We looked to experts and organizations to highlight some of the most important water safety tips. It doesn’t end here, you should certainly look for more information and resources, but these are 10 water safety tips you shouldn’t ignore.
Learning to swim and teaching kids to swim early on is one of the best ways to ensure water safety. Introducing water and swimming early on (through age-appropriate swim classes), will help children become comfortable in the water and can help in the event of an accident. Swim lessons or skills are not a substitute for supervision, though.
According to Safe Kids Worldwide, “Drowning is the leading cause of injury-related death among children between 1 and 4 years old and it’s the third leading cause of injury-related death among children 19 and under.” Even adults with the best intentions can occasionally be distracted, the key is to give children 100 percent of your attention when they’re around water, don’t leave supervision to a lifeguard and if you need to walk away, take the child (or children) with you.
“Dress properly for the weather, always wearing layers and bring an extra set of clothes in case you get wet,” Johnson said. “Remember, dress for the water temperature, not the air temperature.” It may be hot outside, but the water takes longer to warm up. Even in the summer water temperatures can be dangerously low, it’s important to be prepared.
Many incidents occur when people fall into water unexpectedly, but the key is to remain calm. “Catch your breath,” Johnson said. “A sudden unexpected fall into cold water causes an involuntary gasp (or torso) reflex. It takes less than half a cup of water in your lungs to drown. If you remain calm, you have a greater chance of self-rescue.”
Prevalent along U.S. coastline, rip currents are powerful, narrow channels of fast-moving water that can drag even the most skilled swimmer out to sea. Though lifeguards save tens of thousands from these currents, they reportedly kill an estimated 100 people annually, according to the National Oceanic and Atmospheric Administration. Keep an eye out for posted signs and a channel of churning, choppy water and, if you are being pulled out do not try to swim against the current. For more information, take a look at our guide on how to survive a rip current.
It’s crucial to know what to do in the worst case scenario. What happens in the few minutes after a drowning victim is pulled from the water and before help arrives can be a life or death matter. Seek out proper training and certification—the American Red Cross offers classes—and be prepared.

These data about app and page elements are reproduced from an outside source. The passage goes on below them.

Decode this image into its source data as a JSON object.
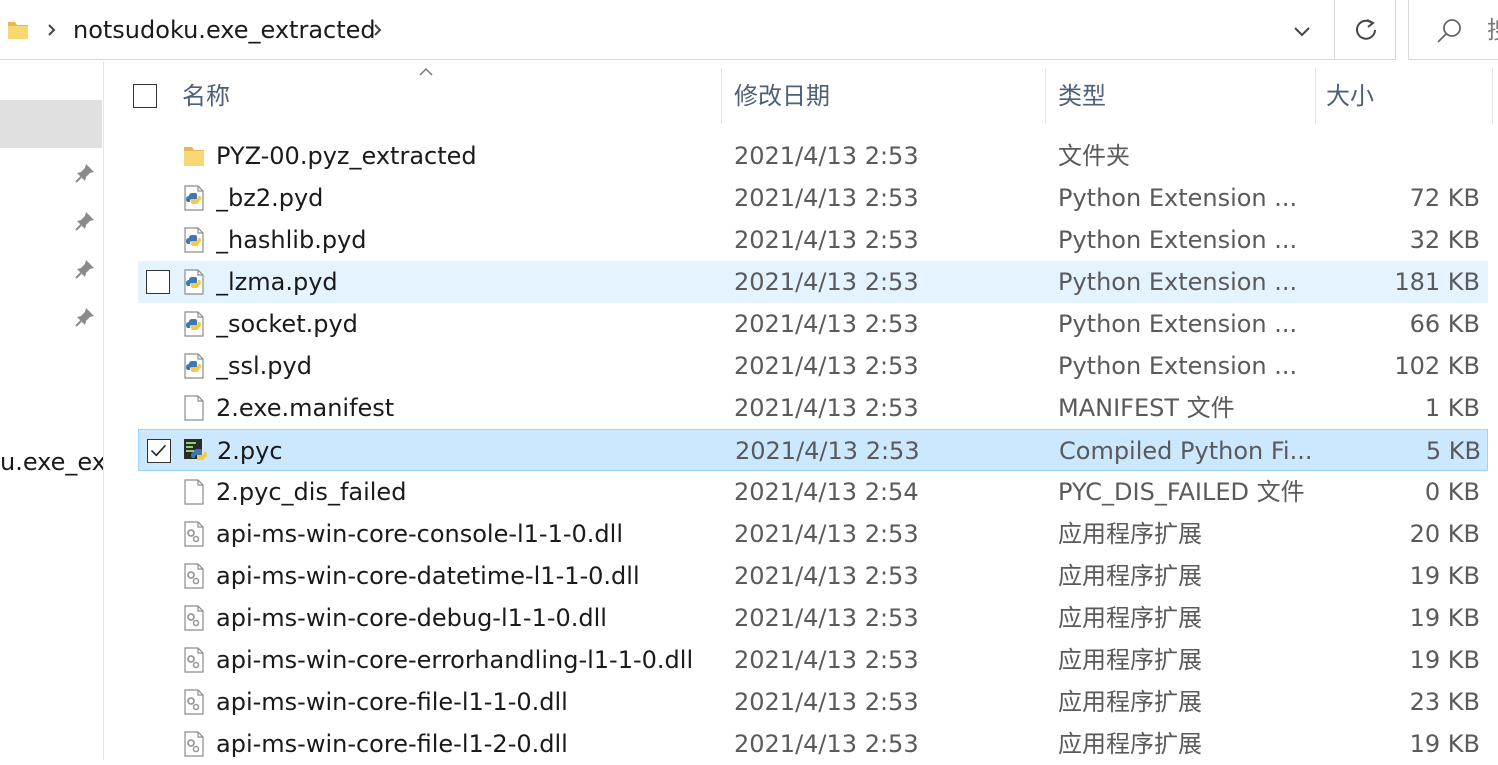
{
  "address_bar": {
    "path_segment": "notsudoku.exe_extracted",
    "search_placeholder": "搜"
  },
  "nav_pane": {
    "truncated_item_label": "u.exe_ext"
  },
  "columns": {
    "name": "名称",
    "date": "修改日期",
    "type": "类型",
    "size": "大小"
  },
  "files": [
    {
      "name": "PYZ-00.pyz_extracted",
      "date": "2021/4/13 2:53",
      "type": "文件夹",
      "size": "",
      "icon": "folder-icon"
    },
    {
      "name": "_bz2.pyd",
      "date": "2021/4/13 2:53",
      "type": "Python Extension ...",
      "size": "72 KB",
      "icon": "python-file-icon"
    },
    {
      "name": "_hashlib.pyd",
      "date": "2021/4/13 2:53",
      "type": "Python Extension ...",
      "size": "32 KB",
      "icon": "python-file-icon"
    },
    {
      "name": "_lzma.pyd",
      "date": "2021/4/13 2:53",
      "type": "Python Extension ...",
      "size": "181 KB",
      "icon": "python-file-icon"
    },
    {
      "name": "_socket.pyd",
      "date": "2021/4/13 2:53",
      "type": "Python Extension ...",
      "size": "66 KB",
      "icon": "python-file-icon"
    },
    {
      "name": "_ssl.pyd",
      "date": "2021/4/13 2:53",
      "type": "Python Extension ...",
      "size": "102 KB",
      "icon": "python-file-icon"
    },
    {
      "name": "2.exe.manifest",
      "date": "2021/4/13 2:53",
      "type": "MANIFEST 文件",
      "size": "1 KB",
      "icon": "blank-file-icon"
    },
    {
      "name": "2.pyc",
      "date": "2021/4/13 2:53",
      "type": "Compiled Python Fi...",
      "size": "5 KB",
      "icon": "compiled-python-icon"
    },
    {
      "name": "2.pyc_dis_failed",
      "date": "2021/4/13 2:54",
      "type": "PYC_DIS_FAILED 文件",
      "size": "0 KB",
      "icon": "blank-file-icon"
    },
    {
      "name": "api-ms-win-core-console-l1-1-0.dll",
      "date": "2021/4/13 2:53",
      "type": "应用程序扩展",
      "size": "20 KB",
      "icon": "dll-file-icon"
    },
    {
      "name": "api-ms-win-core-datetime-l1-1-0.dll",
      "date": "2021/4/13 2:53",
      "type": "应用程序扩展",
      "size": "19 KB",
      "icon": "dll-file-icon"
    },
    {
      "name": "api-ms-win-core-debug-l1-1-0.dll",
      "date": "2021/4/13 2:53",
      "type": "应用程序扩展",
      "size": "19 KB",
      "icon": "dll-file-icon"
    },
    {
      "name": "api-ms-win-core-errorhandling-l1-1-0.dll",
      "date": "2021/4/13 2:53",
      "type": "应用程序扩展",
      "size": "19 KB",
      "icon": "dll-file-icon"
    },
    {
      "name": "api-ms-win-core-file-l1-1-0.dll",
      "date": "2021/4/13 2:53",
      "type": "应用程序扩展",
      "size": "23 KB",
      "icon": "dll-file-icon"
    },
    {
      "name": "api-ms-win-core-file-l1-2-0.dll",
      "date": "2021/4/13 2:53",
      "type": "应用程序扩展",
      "size": "19 KB",
      "icon": "dll-file-icon"
    }
  ],
  "row_states": {
    "hover_row": "_lzma.pyd",
    "selected_row": "2.pyc"
  },
  "colors": {
    "hover": "#e5f3ff",
    "selected": "#cce8ff",
    "selected_border": "#99d1ff",
    "header_text": "#4c607a",
    "folder": "#f8d775"
  }
}
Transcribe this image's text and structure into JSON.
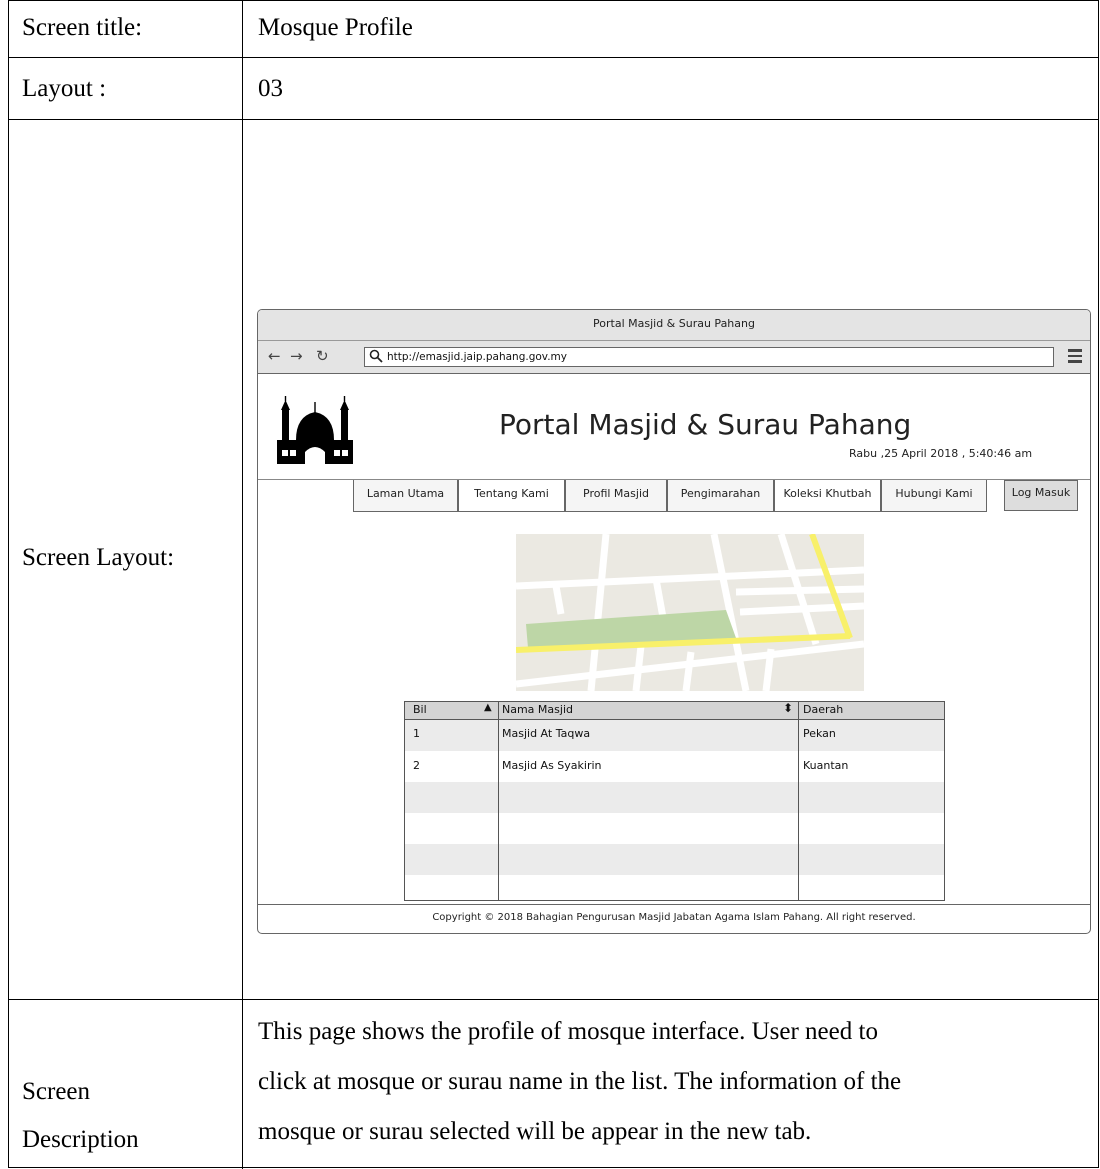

If you’re planning on boating, sailing, kayaking or anything that will put you out on the water this summer, share your plan with family and friends. Write down details like where you’ll be, who you’ll be with, a description of your boat and approximate times of departure and planned arrival, you can find a free template here. Should something happen, they’ll have the information the Coast Guard would need to find you.
Whether swimming, boating or simply being near water, avoid drinking alcohol. It impairs judgement, coordination and the body’s ability to keep warm and even excellent swimmers are at risk. It’s best to avoid alcoholic drinks altogether.